He went on to discuss the US relationship with Russia, saying that things were "at a very low point and they've been deteriorating." He added that the White House wished to "stabilize the relationship… and then can we identify areas of mutual interest where perhaps we can begin to rebuild some level of trust."
Lastly, Tillerson answered a question about his president's ever-contentious tweeting habits. "The president has his own unique way of communicating with the American people and the world, and it's served him pretty well," Tillerson said.
Trump isn't exactly well liked in New Zealand. A recent online poll of 40,000 Kiwis conducted by Stuff and Massey University found that, had they been allowed to vote in the US election, only 15.2 percent of New Zealanders would have voted for The Donald (compared to 50.7 percent who said they would have voted for Hillary).

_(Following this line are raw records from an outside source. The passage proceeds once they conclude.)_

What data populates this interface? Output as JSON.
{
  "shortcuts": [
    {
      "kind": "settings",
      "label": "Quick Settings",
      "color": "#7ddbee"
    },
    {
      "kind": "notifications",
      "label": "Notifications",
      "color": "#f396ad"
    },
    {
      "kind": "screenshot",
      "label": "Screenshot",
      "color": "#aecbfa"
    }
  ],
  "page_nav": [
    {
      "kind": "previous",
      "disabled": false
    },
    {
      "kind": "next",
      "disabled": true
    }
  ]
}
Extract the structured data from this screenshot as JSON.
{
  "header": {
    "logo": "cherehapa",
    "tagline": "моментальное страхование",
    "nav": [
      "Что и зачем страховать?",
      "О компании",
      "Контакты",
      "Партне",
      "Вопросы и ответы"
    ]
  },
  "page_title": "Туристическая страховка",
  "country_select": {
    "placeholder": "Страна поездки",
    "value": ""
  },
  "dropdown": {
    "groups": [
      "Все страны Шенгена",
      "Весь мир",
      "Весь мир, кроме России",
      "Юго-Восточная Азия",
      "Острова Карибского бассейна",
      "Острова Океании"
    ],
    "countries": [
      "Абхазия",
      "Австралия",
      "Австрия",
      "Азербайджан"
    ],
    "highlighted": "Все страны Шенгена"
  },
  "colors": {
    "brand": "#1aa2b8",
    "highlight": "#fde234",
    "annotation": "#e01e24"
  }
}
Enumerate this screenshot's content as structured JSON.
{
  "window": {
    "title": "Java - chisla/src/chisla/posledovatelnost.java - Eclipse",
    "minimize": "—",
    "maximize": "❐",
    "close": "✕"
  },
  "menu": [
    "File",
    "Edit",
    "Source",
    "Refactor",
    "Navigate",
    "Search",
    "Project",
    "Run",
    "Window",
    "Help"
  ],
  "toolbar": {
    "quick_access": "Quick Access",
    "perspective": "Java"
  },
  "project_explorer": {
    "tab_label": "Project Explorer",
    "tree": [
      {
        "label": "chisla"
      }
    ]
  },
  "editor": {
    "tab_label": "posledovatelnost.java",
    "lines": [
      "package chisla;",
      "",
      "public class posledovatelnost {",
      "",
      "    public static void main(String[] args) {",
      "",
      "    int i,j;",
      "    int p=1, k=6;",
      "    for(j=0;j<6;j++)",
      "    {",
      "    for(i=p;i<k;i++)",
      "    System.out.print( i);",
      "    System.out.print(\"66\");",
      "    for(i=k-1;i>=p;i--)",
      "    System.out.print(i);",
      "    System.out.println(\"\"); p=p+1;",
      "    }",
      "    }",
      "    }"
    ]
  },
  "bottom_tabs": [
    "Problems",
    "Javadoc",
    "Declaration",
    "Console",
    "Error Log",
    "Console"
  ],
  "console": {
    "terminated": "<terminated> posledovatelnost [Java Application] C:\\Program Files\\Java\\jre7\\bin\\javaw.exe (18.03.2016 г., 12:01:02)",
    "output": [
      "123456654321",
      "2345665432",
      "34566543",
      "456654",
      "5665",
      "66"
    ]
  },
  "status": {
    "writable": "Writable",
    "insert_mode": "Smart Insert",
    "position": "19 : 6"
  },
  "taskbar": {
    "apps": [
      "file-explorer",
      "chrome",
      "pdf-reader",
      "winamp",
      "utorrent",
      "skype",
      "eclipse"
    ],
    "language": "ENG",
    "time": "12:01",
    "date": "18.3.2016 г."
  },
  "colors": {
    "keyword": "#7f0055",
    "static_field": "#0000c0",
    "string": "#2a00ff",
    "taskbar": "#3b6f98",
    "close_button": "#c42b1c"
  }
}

The distaste for Trump has been parlayed into an overall aversion to the United States. The same survey found that about 15.6 percent of Kiwis wanted to strengthen ties with the US, with 42.5 percent preferring China and 42 percent the United Kingdom.
Pollsters say that the absolute numbers are likely lower, as women and Labour party members were underrepresented in the poll and the data was collected before Trump announced the US's exist from the Paris Climate Accords.
New Zealand's Parliament is one seat short of being controlled by the right-wing National Party, which includes English. He conceded that Trump's unpopularity on the archipelago placed a strain on US-NZ relations.
"There's a lot of disagreement in New Zealand with some of the administration's policies but there's always going to be shorter-term tension around politics," said English. "New Zealand have for a long time not liked various presidents of the US and disagreed with their views about our anti-nuke policies for 30 years. But that doesn't prevent us confirming our shared values and cooperating with them on security and defense."
Opposition leader Andrew Little, chairman of the Labour party, echoed the prime minister. "If you value the relationship with the US, as I think New Zealanders do, I think it is right to say you know what – right now you've got a president that is kind of doing some weird stuff and this is not right," he told Newshub.
"When the United States president speaks, no matter what the medium, no matter what the forum, it's important," Little added. "When it's kind of pretty wacky, and out there, and repeatedly so after several months, I think we are entitled to not only take an interest in it but to express concern about it."